## WHAT IS EXPECTED
Line by line, reproduce the records exactly.

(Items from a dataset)
■ ■ ■ ■

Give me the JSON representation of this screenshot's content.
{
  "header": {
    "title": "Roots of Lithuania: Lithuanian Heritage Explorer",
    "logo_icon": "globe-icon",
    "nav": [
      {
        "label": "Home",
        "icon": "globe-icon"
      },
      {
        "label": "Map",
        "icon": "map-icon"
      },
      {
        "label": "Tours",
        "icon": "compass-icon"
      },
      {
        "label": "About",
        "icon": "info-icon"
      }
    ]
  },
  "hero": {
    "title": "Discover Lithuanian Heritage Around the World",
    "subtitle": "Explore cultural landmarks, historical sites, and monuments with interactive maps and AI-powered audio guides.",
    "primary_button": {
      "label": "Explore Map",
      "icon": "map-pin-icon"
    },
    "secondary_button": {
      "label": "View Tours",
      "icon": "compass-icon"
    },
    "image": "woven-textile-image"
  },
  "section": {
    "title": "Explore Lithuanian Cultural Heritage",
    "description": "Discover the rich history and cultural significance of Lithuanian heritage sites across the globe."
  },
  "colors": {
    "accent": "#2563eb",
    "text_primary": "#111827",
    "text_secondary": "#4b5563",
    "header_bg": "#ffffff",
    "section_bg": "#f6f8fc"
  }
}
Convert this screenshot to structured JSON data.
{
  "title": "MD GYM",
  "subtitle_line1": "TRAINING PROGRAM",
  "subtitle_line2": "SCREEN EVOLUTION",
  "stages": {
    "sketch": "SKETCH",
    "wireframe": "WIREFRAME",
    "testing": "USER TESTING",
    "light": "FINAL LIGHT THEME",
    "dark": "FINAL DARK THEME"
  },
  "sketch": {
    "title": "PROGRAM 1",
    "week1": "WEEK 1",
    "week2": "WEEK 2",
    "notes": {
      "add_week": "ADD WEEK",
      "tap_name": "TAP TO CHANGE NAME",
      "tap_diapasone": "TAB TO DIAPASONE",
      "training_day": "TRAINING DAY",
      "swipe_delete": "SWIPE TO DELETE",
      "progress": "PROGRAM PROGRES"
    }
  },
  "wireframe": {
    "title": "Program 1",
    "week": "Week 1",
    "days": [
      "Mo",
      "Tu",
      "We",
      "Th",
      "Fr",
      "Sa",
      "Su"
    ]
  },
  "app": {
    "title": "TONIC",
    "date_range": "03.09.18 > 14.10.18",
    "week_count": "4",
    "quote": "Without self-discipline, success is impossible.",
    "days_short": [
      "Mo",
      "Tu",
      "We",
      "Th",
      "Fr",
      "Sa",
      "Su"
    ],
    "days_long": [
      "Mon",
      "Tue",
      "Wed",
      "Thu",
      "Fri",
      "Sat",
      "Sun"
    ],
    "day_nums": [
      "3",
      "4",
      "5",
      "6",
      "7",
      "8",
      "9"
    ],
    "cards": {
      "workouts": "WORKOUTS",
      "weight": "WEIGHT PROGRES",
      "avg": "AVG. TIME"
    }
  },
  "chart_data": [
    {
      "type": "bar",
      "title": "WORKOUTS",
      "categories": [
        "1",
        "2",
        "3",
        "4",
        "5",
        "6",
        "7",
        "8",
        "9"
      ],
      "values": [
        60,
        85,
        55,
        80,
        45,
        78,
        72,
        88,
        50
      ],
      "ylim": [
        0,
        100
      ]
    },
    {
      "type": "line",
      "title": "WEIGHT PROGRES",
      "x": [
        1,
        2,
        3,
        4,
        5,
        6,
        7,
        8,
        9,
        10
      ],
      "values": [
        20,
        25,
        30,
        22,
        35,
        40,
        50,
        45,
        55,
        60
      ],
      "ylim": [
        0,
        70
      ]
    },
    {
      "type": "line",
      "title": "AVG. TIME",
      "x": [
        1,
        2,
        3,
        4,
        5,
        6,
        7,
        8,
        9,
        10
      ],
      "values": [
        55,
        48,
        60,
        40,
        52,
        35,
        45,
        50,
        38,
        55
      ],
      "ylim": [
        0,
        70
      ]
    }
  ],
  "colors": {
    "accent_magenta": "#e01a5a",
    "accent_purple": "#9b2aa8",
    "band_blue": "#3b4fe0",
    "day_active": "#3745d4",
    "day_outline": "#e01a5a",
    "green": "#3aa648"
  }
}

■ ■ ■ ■

## RESULT
Give me the JSON representation of this screenshot's content.
{
  "header": {
    "title": "Roots of Lithuania: Lithuanian Heritage Explorer",
    "logo_icon": "globe-icon",
    "nav": [
      {
        "label": "Home",
        "icon": "globe-icon"
      },
      {
        "label": "Map",
        "icon": "map-icon"
      },
      {
        "label": "Tours",
        "icon": "compass-icon"
      },
      {
        "label": "About",
        "icon": "info-icon"
      }
    ]
  },
  "hero": {
    "title": "Discover Lithuanian Heritage Around the World",
    "subtitle": "Explore cultural landmarks, historical sites, and monuments with interactive maps and AI-powered audio guides.",
    "primary_button": {
      "label": "Explore Map",
      "icon": "map-pin-icon"
    },
    "secondary_button": {
      "label": "View Tours",
      "icon": "compass-icon"
    },
    "image": "woven-textile-image"
  },
  "section": {
    "title": "Explore Lithuanian Cultural Heritage",
    "description": "Discover the rich history and cultural significance of Lithuanian heritage sites across the globe."
  },
  "colors": {
    "accent": "#2563eb",
    "text_primary": "#111827",
    "text_secondary": "#4b5563",
    "header_bg": "#ffffff",
    "section_bg": "#f6f8fc"
  }
}
Convert this screenshot to structured JSON data.
{
  "title": "MD GYM",
  "subtitle_line1": "TRAINING PROGRAM",
  "subtitle_line2": "SCREEN EVOLUTION",
  "stages": {
    "sketch": "SKETCH",
    "wireframe": "WIREFRAME",
    "testing": "USER TESTING",
    "light": "FINAL LIGHT THEME",
    "dark": "FINAL DARK THEME"
  },
  "sketch": {
    "title": "PROGRAM 1",
    "week1": "WEEK 1",
    "week2": "WEEK 2",
    "notes": {
      "add_week": "ADD WEEK",
      "tap_name": "TAP TO CHANGE NAME",
      "tap_diapasone": "TAB TO DIAPASONE",
      "training_day": "TRAINING DAY",
      "swipe_delete": "SWIPE TO DELETE",
      "progress": "PROGRAM PROGRES"
    }
  },
  "wireframe": {
    "title": "Program 1",
    "week": "Week 1",
    "days": [
      "Mo",
      "Tu",
      "We",
      "Th",
      "Fr",
      "Sa",
      "Su"
    ]
  },
  "app": {
    "title": "TONIC",
    "date_range": "03.09.18 > 14.10.18",
    "week_count": "4",
    "quote": "Without self-discipline, success is impossible.",
    "days_short": [
      "Mo",
      "Tu",
      "We",
      "Th",
      "Fr",
      "Sa",
      "Su"
    ],
    "days_long": [
      "Mon",
      "Tue",
      "Wed",
      "Thu",
      "Fri",
      "Sat",
      "Sun"
    ],
    "day_nums": [
      "3",
      "4",
      "5",
      "6",
      "7",
      "8",
      "9"
    ],
    "cards": {
      "workouts": "WORKOUTS",
      "weight": "WEIGHT PROGRES",
      "avg": "AVG. TIME"
    }
  },
  "chart_data": [
    {
      "type": "bar",
      "title": "WORKOUTS",
      "categories": [
        "1",
        "2",
        "3",
        "4",
        "5",
        "6",
        "7",
        "8",
        "9"
      ],
      "values": [
        60,
        85,
        55,
        80,
        45,
        78,
        72,
        88,
        50
      ],
      "ylim": [
        0,
        100
      ]
    },
    {
      "type": "line",
      "title": "WEIGHT PROGRES",
      "x": [
        1,
        2,
        3,
        4,
        5,
        6,
        7,
        8,
        9,
        10
      ],
      "values": [
        20,
        25,
        30,
        22,
        35,
        40,
        50,
        45,
        55,
        60
      ],
      "ylim": [
        0,
        70
      ]
    },
    {
      "type": "line",
      "title": "AVG. TIME",
      "x": [
        1,
        2,
        3,
        4,
        5,
        6,
        7,
        8,
        9,
        10
      ],
      "values": [
        55,
        48,
        60,
        40,
        52,
        35,
        45,
        50,
        38,
        55
      ],
      "ylim": [
        0,
        70
      ]
    }
  ],
  "colors": {
    "accent_magenta": "#e01a5a",
    "accent_purple": "#9b2aa8",
    "band_blue": "#3b4fe0",
    "day_active": "#3745d4",
    "day_outline": "#e01a5a",
    "green": "#3aa648"
  }
}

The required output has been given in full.